The ceiling in the chapel. Words fail me so I’ll let the picture do the talking :)
Awed would be an understatement.
The Benedictine Abbey is the principal reason for visiting Melk, and what a reason it is! This stupendous baroque masterpiece is amazing on the outside, and even more stunning inside. This place is fit for a king. A visit here will turn you into a fan-for-life of baroque architecture and decorative art.
The abbey stands on the site of a castle, which was given to Benedictine monks on 1089 by Leopold II. Subsequent monarchs bestowed the abbey with treasures and relics. The present abbey was constructed 1702-1736 based on a design by Jakob Prandtauer.
I didn’t plan it, but a priest just happened to be passing through the doorway.
Stormy weather chased us from Salzburg. But beginning in Vienna, it looked great the rest of the way.
The spiral staircase
While the rest of the abbey is magnificent, the painted “Nautilus” staircases steal the show. I could see two, on both sides of the chapel, but there may be more. Unfortunately one cannot climb them. A mirror below the staircase highlights its striking painted underside. Photos of the staircases are my favorites from this trip :)
The interior is the most lavish I have ever seen. Of note are the amazing altar, the fantastic dome, and the glorious ceiling murals.
Unfortunately my wide-angle lens is a little on the narrow side so I couldn’t capture more of this spectacular dome and arched ceiling.
Throughout its history, the abbey has been connected with a school. This may be the most magnificent library anywhere.
That guy from Indiana Jones and the Last Crusade would have a hard time picking out the right cup here.
One of the cup held the shinbone of a bishop, sorry I can’t remember which. May be useful to know if you plan to drink from a chalice.
This is what a Medieval strongbox looks like. Just one key opens the lock. And surely it’s booby-trapped to boot. They sure don’t make them the way they used to.
The outdoor balcony on the second floor offers an excellent view of the picturesque town below, nestled along a gentle curve of the Danube.
Admission to the garden is included with the admission to the abbey, or you can purchase admission to the garden alone. This is a quiet park with many tree-shaded lanes and benches, but otherwise it’s unremarkable. Oddly, in front of the pavilion there are a few steel-and-iron modern arts sculptures which are completely out of character with the rest of the abbey.
Many benches adorn this secluded, forest-like garden.

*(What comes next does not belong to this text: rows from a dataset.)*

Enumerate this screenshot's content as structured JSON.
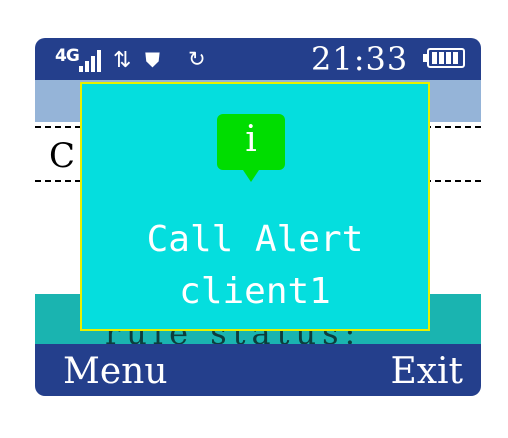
{
  "status_bar": {
    "network_label": "4G",
    "clock": "21:33",
    "icons": [
      "signal-bars-icon",
      "data-transfer-icon",
      "shield-icon",
      "sync-icon",
      "battery-icon"
    ]
  },
  "list": {
    "row_text": "C",
    "footer_text": "rule status:"
  },
  "dialog": {
    "icon": "info-icon",
    "icon_glyph": "i",
    "title": "Call Alert",
    "subtitle": "client1"
  },
  "softkeys": {
    "left_label": "Menu",
    "right_label": "Exit"
  },
  "colors": {
    "bar_blue": "#243f8c",
    "subheader_blue": "#95b4d8",
    "dialog_cyan": "#05dede",
    "dialog_border": "#e8f000",
    "info_green": "#00dd00",
    "teal_row": "#1ab4b0"
  }
}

Last visit: 2003 Pros: Stunningly magnificent Cons: Possible long lines, tour groups vying for limited space In a nutshell: A religious experience, if I believe in that sort of things